Small Business Regulatory Flexibility Improvements Act (SBRFIA), H.R. 527 / S. 426
Status: Passed by the House on Feb. 5. Introduced in the Senate on Feb. 10 and referred to the Senate Committee on Homeland Security and Government Affairs.
Similar to the RAA, the SBRFIA would increase unnecessary and lengthy regulatory delays by adding a host of new analytical requirements for agency policy actions – including rulemakings and guidance documents. These new requirements would make it nearly impossible for agencies to fulfill their mission of protecting the public and responding to emerging health and environmental dangers.
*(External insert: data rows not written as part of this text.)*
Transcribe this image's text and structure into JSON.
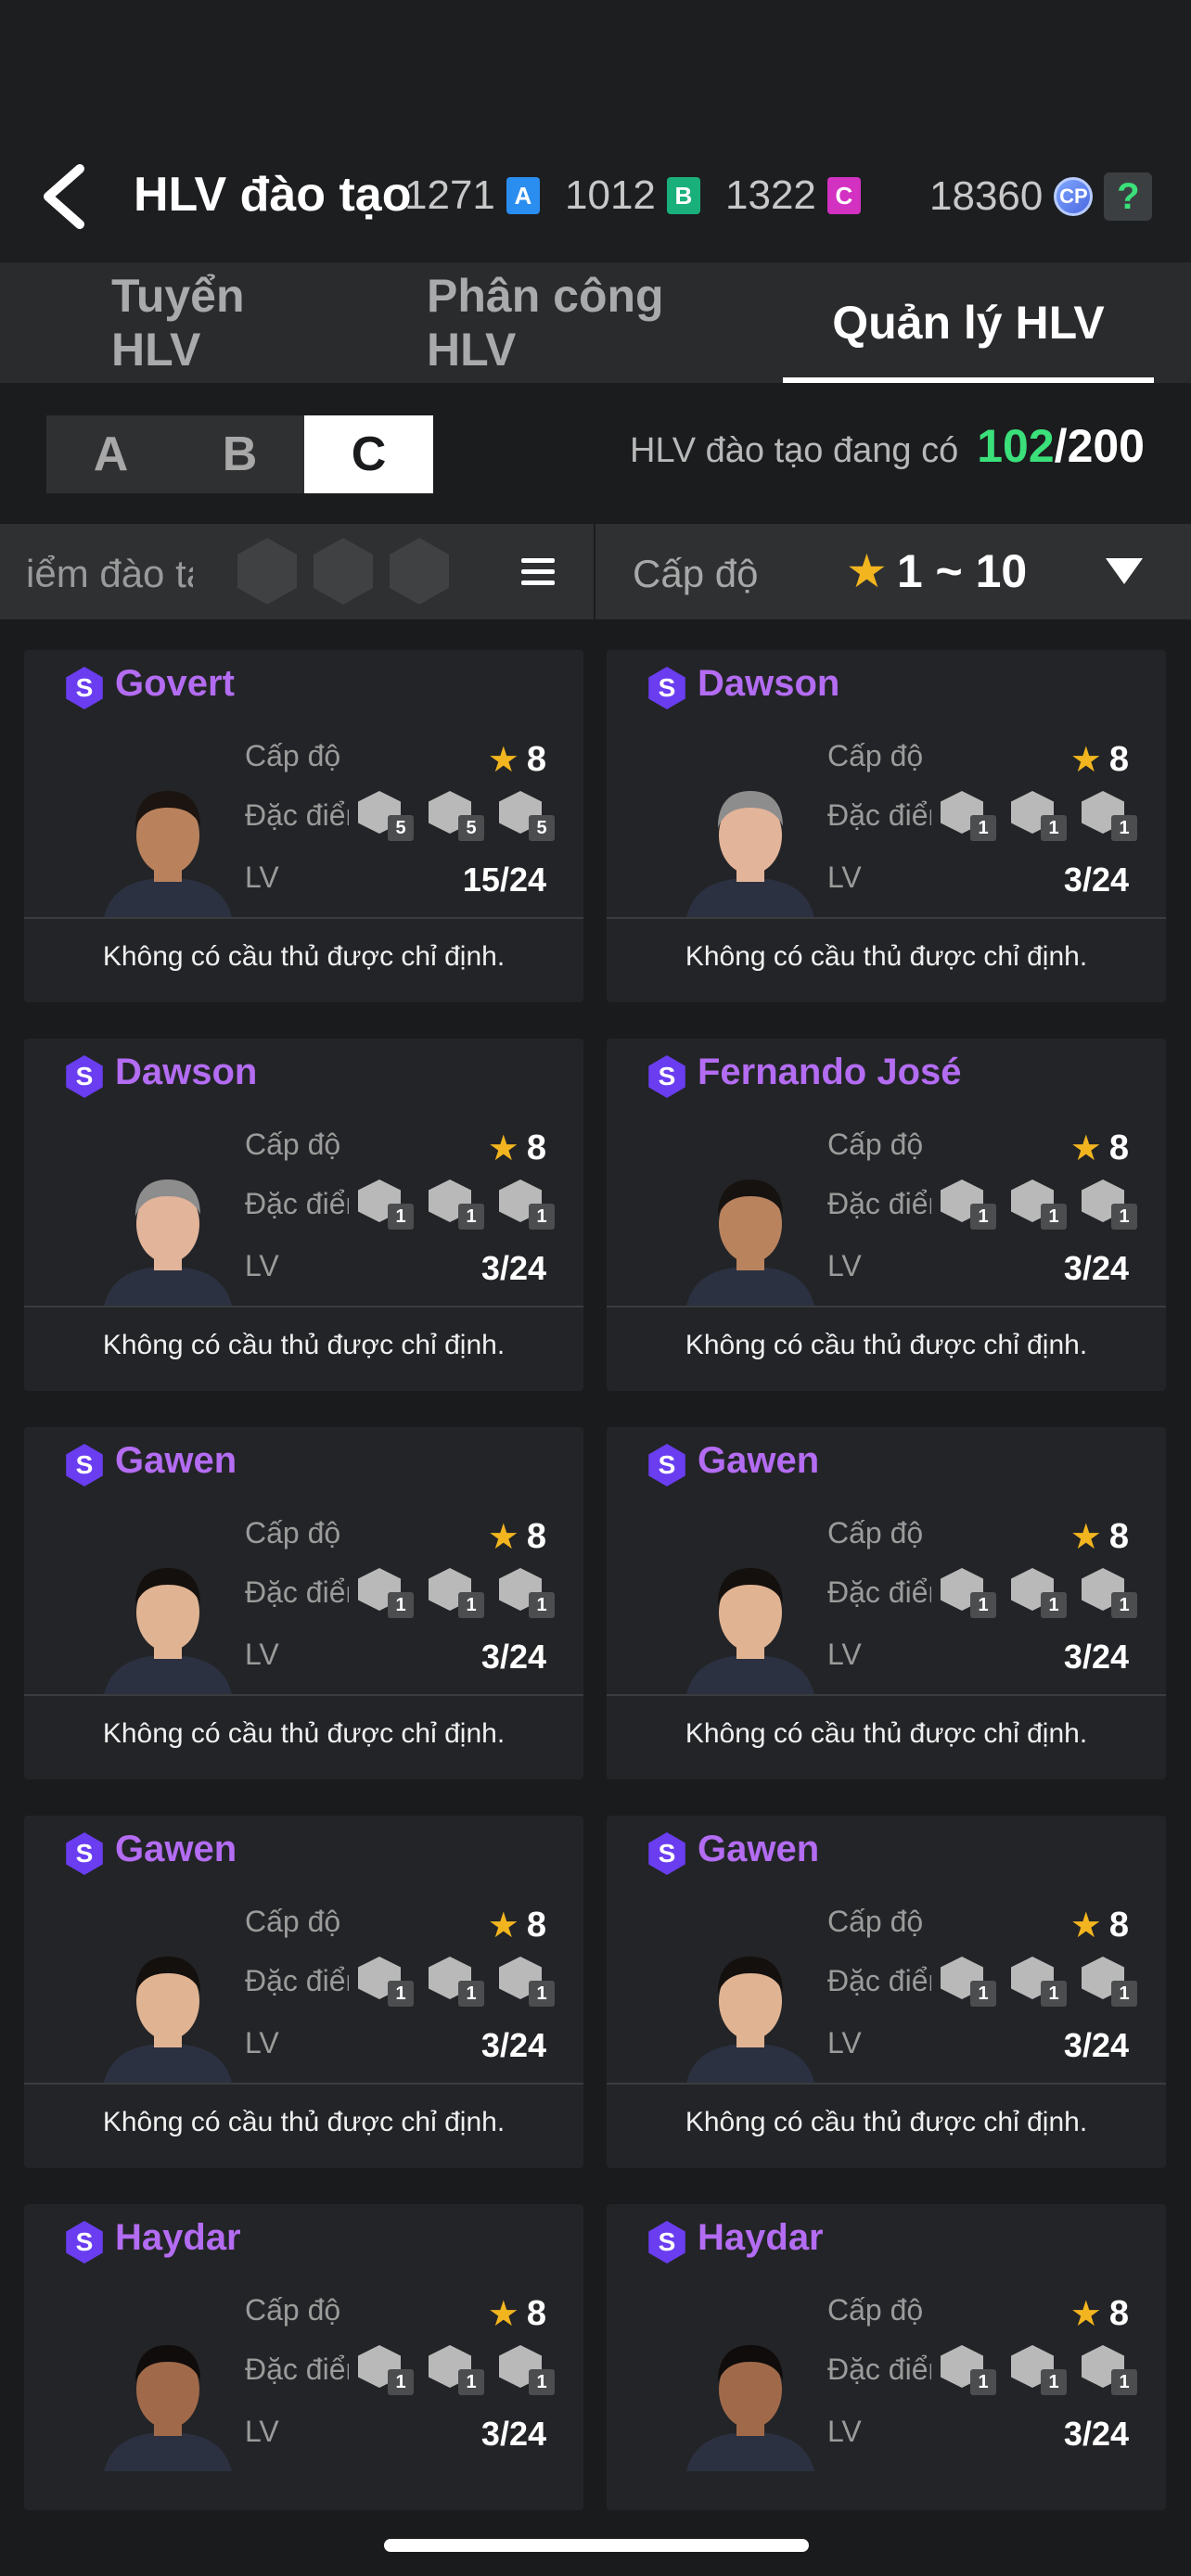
{
  "header": {
    "title": "HLV đào tạo",
    "currencies": [
      {
        "value": "1271",
        "badge": "A",
        "color": "#2a8df0"
      },
      {
        "value": "1012",
        "badge": "B",
        "color": "#19b07c"
      },
      {
        "value": "1322",
        "badge": "C",
        "color": "#d331c2"
      }
    ],
    "cp_value": "18360",
    "cp_badge": "CP",
    "help": "?"
  },
  "tabs": [
    {
      "label": "Tuyển HLV"
    },
    {
      "label": "Phân công  HLV"
    },
    {
      "label": "Quản lý HLV",
      "active": true
    }
  ],
  "grade_selector": {
    "options": [
      "A",
      "B",
      "C"
    ],
    "selected": "C"
  },
  "coach_count": {
    "label": "HLV đào tạo đang có",
    "current": "102",
    "max": "/200"
  },
  "filter": {
    "left_label": "iểm đào tạ",
    "level_label": "Cấp độ",
    "level_range": "1 ~ 10"
  },
  "card_labels": {
    "level": "Cấp độ",
    "traits": "Đặc điểm",
    "lv": "LV",
    "message": "Không có cầu thủ được chỉ định.",
    "grade": "S"
  },
  "cards": [
    {
      "name": "Govert",
      "stars": "8",
      "lv": "15/24",
      "traits": [
        "5",
        "5",
        "5"
      ],
      "skin": "#b9825d",
      "hair": "#1b1410"
    },
    {
      "name": "Dawson",
      "stars": "8",
      "lv": "3/24",
      "traits": [
        "1",
        "1",
        "1"
      ],
      "skin": "#e2b49a",
      "hair": "#8d8d8d"
    },
    {
      "name": "Dawson",
      "stars": "8",
      "lv": "3/24",
      "traits": [
        "1",
        "1",
        "1"
      ],
      "skin": "#e2b49a",
      "hair": "#8d8d8d"
    },
    {
      "name": "Fernando José",
      "stars": "8",
      "lv": "3/24",
      "traits": [
        "1",
        "1",
        "1"
      ],
      "skin": "#b9835e",
      "hair": "#161210"
    },
    {
      "name": "Gawen",
      "stars": "8",
      "lv": "3/24",
      "traits": [
        "1",
        "1",
        "1"
      ],
      "skin": "#e0b493",
      "hair": "#14100e"
    },
    {
      "name": "Gawen",
      "stars": "8",
      "lv": "3/24",
      "traits": [
        "1",
        "1",
        "1"
      ],
      "skin": "#e0b493",
      "hair": "#14100e"
    },
    {
      "name": "Gawen",
      "stars": "8",
      "lv": "3/24",
      "traits": [
        "1",
        "1",
        "1"
      ],
      "skin": "#e0b493",
      "hair": "#14100e"
    },
    {
      "name": "Gawen",
      "stars": "8",
      "lv": "3/24",
      "traits": [
        "1",
        "1",
        "1"
      ],
      "skin": "#e0b493",
      "hair": "#14100e"
    },
    {
      "name": "Haydar",
      "stars": "8",
      "lv": "3/24",
      "traits": [
        "1",
        "1",
        "1"
      ],
      "skin": "#a06a4a",
      "hair": "#0f0c0b"
    },
    {
      "name": "Haydar",
      "stars": "8",
      "lv": "3/24",
      "traits": [
        "1",
        "1",
        "1"
      ],
      "skin": "#a06a4a",
      "hair": "#0f0c0b"
    }
  ]
}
The bill makes no attempt to target its new analytical requirements at rules that actually affect small businesses. Instead, the bill is a Trojan horse claiming to help small businesses while blocking new safeguards that apply only to big business.
The legislation treats any rule that has “indirect effects” or “revenue effects” on small businesses as a rule that impacts small business, without ever defining those terms. In practice, this means agencies will be pressured to treat every new rule as impacting small business. For example, new Wall Street reforms that, in reality, apply only to the biggest banks, or new environmental protections that apply only to giant energy companies, would be delayed or blocked due to fictitious small business impacts.
To make matters worse, the SBRFIA inappropriately increases the authority of the Office of Advocacy in the Small Business Administration, expanding its role in the regulatory process across multiple agencies and into decisions far beyond its expertise and mandate. Documents obtained through the Freedom of Information Act show the Office acts as a taxpayer-funded voice for large corporations and the trade associations dominated by them – not small businesses. The office routinely repackages and submits talking points provided by corporate lobbyists as formal comments – making no effort to understand the science behind the critical health and safety issues in consideration or to determine whether its positions represent the views and interests of small businesses. It makes no sense to let the Office weigh in on health and safety standards across every federal agency.
Other anti-regulatory bills to watch:
The Sunshine for Regulatory Decrees and Settlements Act, H.R. 712
Status: Introduced in the House on Feb. 4 and referred to the House Subcommittee on Regulatory Reform, Commercial, and Antitrust Law.
The Secret Science Reform Act, H.R. 1030
Status: Introduced in the House on Feb. 24 and referred to the House Committee on Science, Space, and Technology.
The Regulatory Responsibility for our Economy Act, S. 168
Status: Introduced in the Senate on Jan. 13 and referred to the Senate Committee on Homeland Security and Governmental Affairs.
The Searching for and Cutting Regulations that are Unnecessarily Burdensome (SCRUB Act) Act, H.R. 1155
Status: Introduced in the House on Feb. 27 and referred to the House Committee on the Judiciary and the House Committee on Oversight and Government Reform.
Call on Congress to listen
We urge you to call on Congress to listen to the American people and stop these attacks on our system of public protections. Your editorial voice is important in the debate. Please tell Congress to oppose these anti-regulatory bills and look out for the public interest instead of corporate interests. These bills are not only bad for the country, but they are counter to the views of most Americans. Congress should stop trying to undermine the agencies and safeguards that protect us all.
The Coalition for Sensible Safeguards fights for regulations that protect American workers and families. We are a national alliance of more than 150 consumer, labor, scientific, research, good government, faith, community, health, environmental and public interest groups representing millions of Americans. For more information about the coalition, go to SensibleSafeguards.org